He succeeded his father as duke in 1111,[1] though Adela served as regent until William was of age.[2] Like father, like son: he proved utterly inept at governing his Italian possessions. He could not avoid conflict with his first cousin once removed Roger II of Sicily, and in 1121 Pope Calixtus II personally intervened to make peace between the warring cousins.[3] William and Roger came to an agreement, whereby Roger provided knights to help William quash a revolt of the minor baron Jordan of Ariano, and in exchange, William abandoned his Sicilian and Calabrian lands.

In 1114, William married a daughter of Count Robert of Carazzo, but they had no children.

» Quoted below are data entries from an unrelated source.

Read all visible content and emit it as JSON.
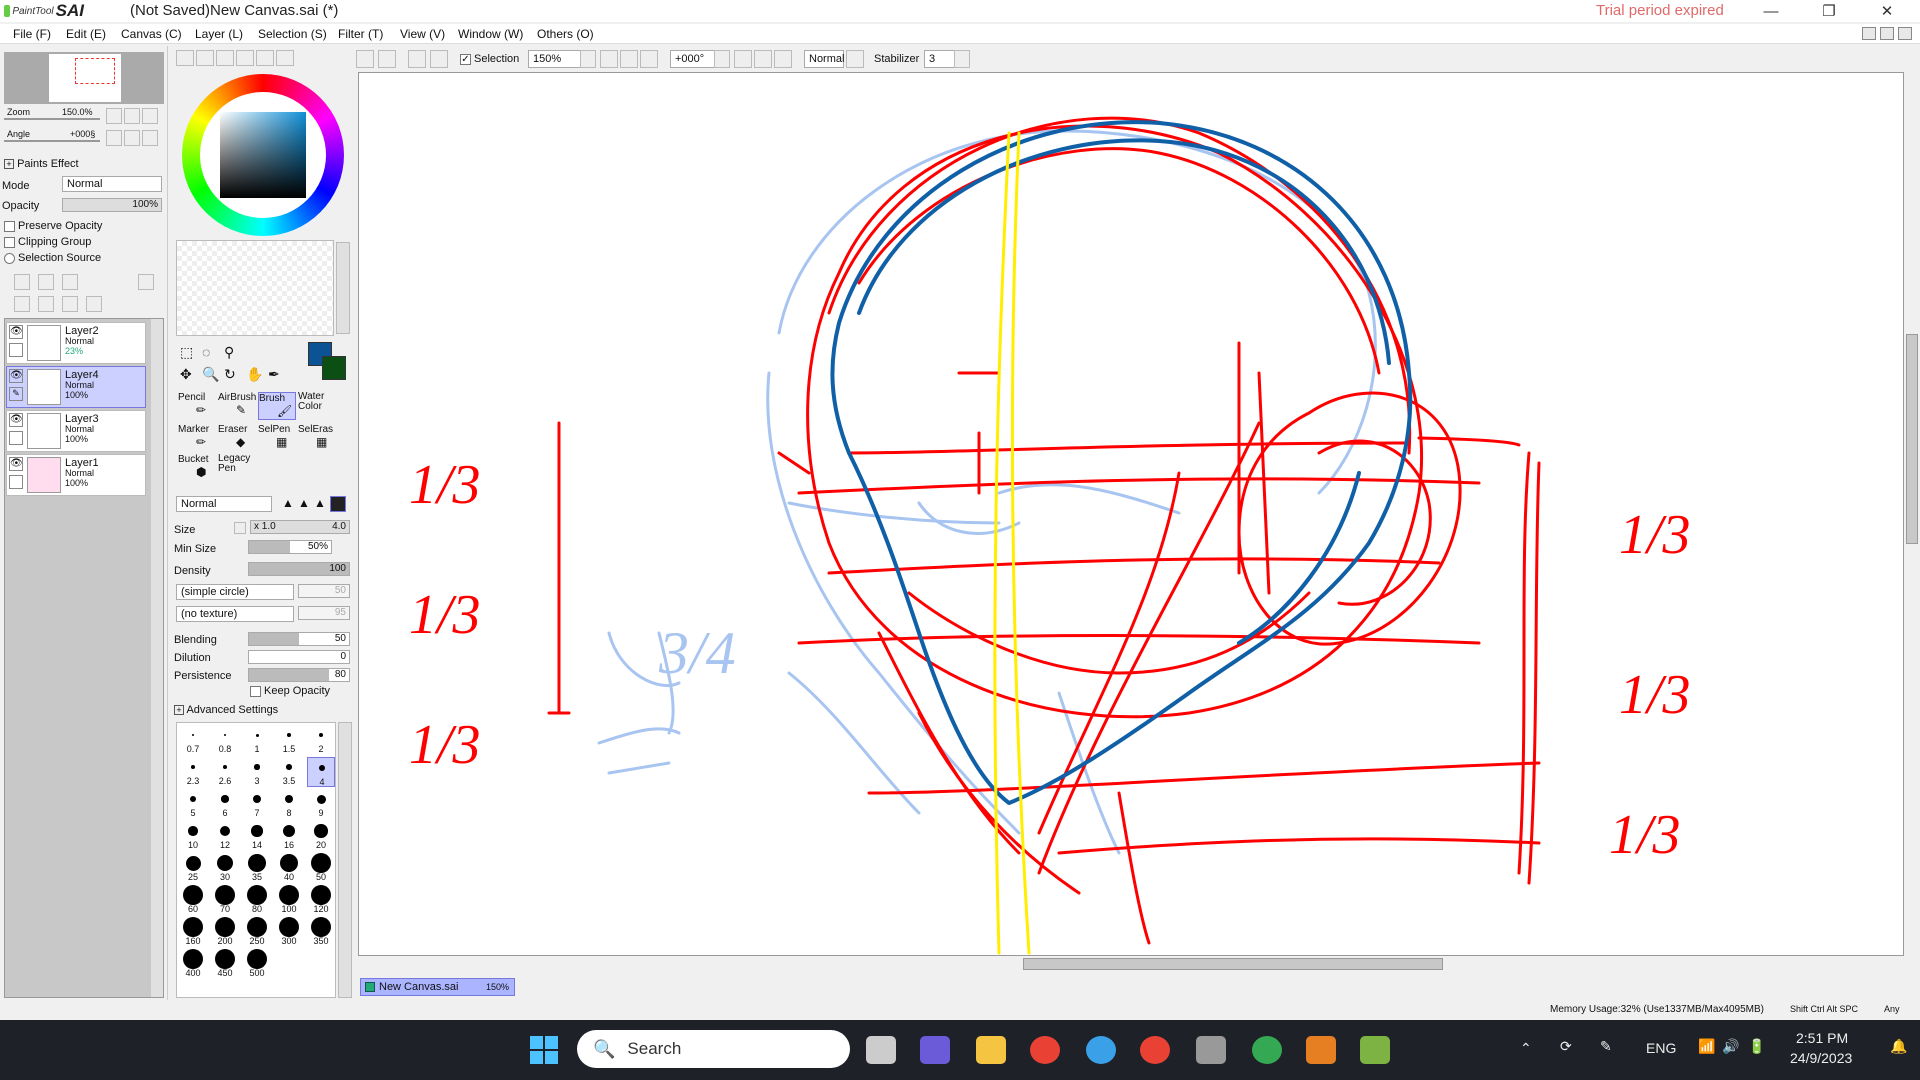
{
  "titlebar": {
    "logo_small": "PaintTool",
    "logo_big": "SAI",
    "title": "(Not Saved)New Canvas.sai (*)",
    "trial": "Trial period expired",
    "minimize": "—",
    "restore": "❐",
    "close": "✕"
  },
  "menu": [
    "File (F)",
    "Edit (E)",
    "Canvas (C)",
    "Layer (L)",
    "Selection (S)",
    "Filter (T)",
    "View (V)",
    "Window (W)",
    "Others (O)"
  ],
  "toolbar": {
    "selection_label": "Selection",
    "zoom_value": "150%",
    "angle_value": "+000°",
    "blend_mode": "Normal",
    "stabilizer_label": "Stabilizer",
    "stabilizer_value": "3"
  },
  "navigator": {
    "zoom_label": "Zoom",
    "zoom_value": "150.0%",
    "angle_label": "Angle",
    "angle_value": "+000§"
  },
  "layer_props": {
    "paints_effect": "Paints Effect",
    "mode_label": "Mode",
    "mode_value": "Normal",
    "opacity_label": "Opacity",
    "opacity_value": "100%",
    "preserve_opacity": "Preserve Opacity",
    "clipping_group": "Clipping Group",
    "selection_source": "Selection Source"
  },
  "layers": [
    {
      "name": "Layer2",
      "mode": "Normal",
      "opacity": "23%",
      "selected": false
    },
    {
      "name": "Layer4",
      "mode": "Normal",
      "opacity": "100%",
      "selected": true
    },
    {
      "name": "Layer3",
      "mode": "Normal",
      "opacity": "100%",
      "selected": false
    },
    {
      "name": "Layer1",
      "mode": "Normal",
      "opacity": "100%",
      "selected": false
    }
  ],
  "colors": {
    "primary": "#0b5394",
    "secondary": "#0b4f14",
    "red_stroke": "#ff0000",
    "blue_stroke": "#1060a8",
    "yellow_stroke": "#ffee00",
    "light_blue_stroke": "#a8c4f0"
  },
  "tools": {
    "pencil": "Pencil",
    "airbrush": "AirBrush",
    "brush": "Brush",
    "water": "Water",
    "color": "Color",
    "marker": "Marker",
    "eraser": "Eraser",
    "selpen": "SelPen",
    "seleras": "SelEras",
    "bucket": "Bucket",
    "legacy": "Legacy",
    "pen": "Pen"
  },
  "brush": {
    "mode": "Normal",
    "size_label": "Size",
    "size_mult": "x 1.0",
    "size_value": "4.0",
    "minsize_label": "Min Size",
    "minsize_value": "50%",
    "density_label": "Density",
    "density_value": "100",
    "shape": "(simple circle)",
    "shape_value": "50",
    "texture": "(no texture)",
    "texture_value": "95",
    "blending_label": "Blending",
    "blending_value": "50",
    "dilution_label": "Dilution",
    "dilution_value": "0",
    "persistence_label": "Persistence",
    "persistence_value": "80",
    "keep_opacity": "Keep Opacity",
    "advanced": "Advanced Settings"
  },
  "brush_sizes": [
    "0.7",
    "0.8",
    "1",
    "1.5",
    "2",
    "2.3",
    "2.6",
    "3",
    "3.5",
    "4",
    "5",
    "6",
    "7",
    "8",
    "9",
    "10",
    "12",
    "14",
    "16",
    "20",
    "25",
    "30",
    "35",
    "40",
    "50",
    "60",
    "70",
    "80",
    "100",
    "120",
    "160",
    "200",
    "250",
    "300",
    "350",
    "400",
    "450",
    "500"
  ],
  "canvas_annotations": {
    "left_top": "1/3",
    "left_mid": "1/3",
    "left_bot": "1/3",
    "right_top": "1/3",
    "right_mid": "1/3",
    "right_bot": "1/3",
    "sketch_34": "3/4"
  },
  "document": {
    "tab_name": "New Canvas.sai",
    "tab_zoom": "150%"
  },
  "status": {
    "memory": "Memory Usage:32% (Use1337MB/Max4095MB)",
    "keys": "Shift Ctrl Alt SPC",
    "any": "Any"
  },
  "taskbar": {
    "search_placeholder": "Search",
    "lang": "ENG",
    "time": "2:51 PM",
    "date": "24/9/2023"
  }
}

He died without legitimate posterity in July 1127, leaving the entire of the Norman Mezzogiorno to his first cousin once removed, Roger II of Sicily, his erstwhile ally.[3]

Generally considered an insignificant ruler by modern historians, William was respected by his contemporaries, popular with his barons and subjects, and praised for his martial prowess.


  1. ^ a b Matthew 1992, p. 19-20.
  2. ^ Houben 2002, p. 31.
  3. ^ a b Matthew 1992, p. 20.


  • Houben, Hubert (2002). Roger II of Sicily: A Ruler Between East and West. Cambridge University Press.
  • Matthew, Donald (1992). The Norman Kingdom of Sicily. Cambridge University Press.
Italian royalty
Preceded by
Roger Borsa
Duke of Apulia and Calabria
Succeeded by
Roger II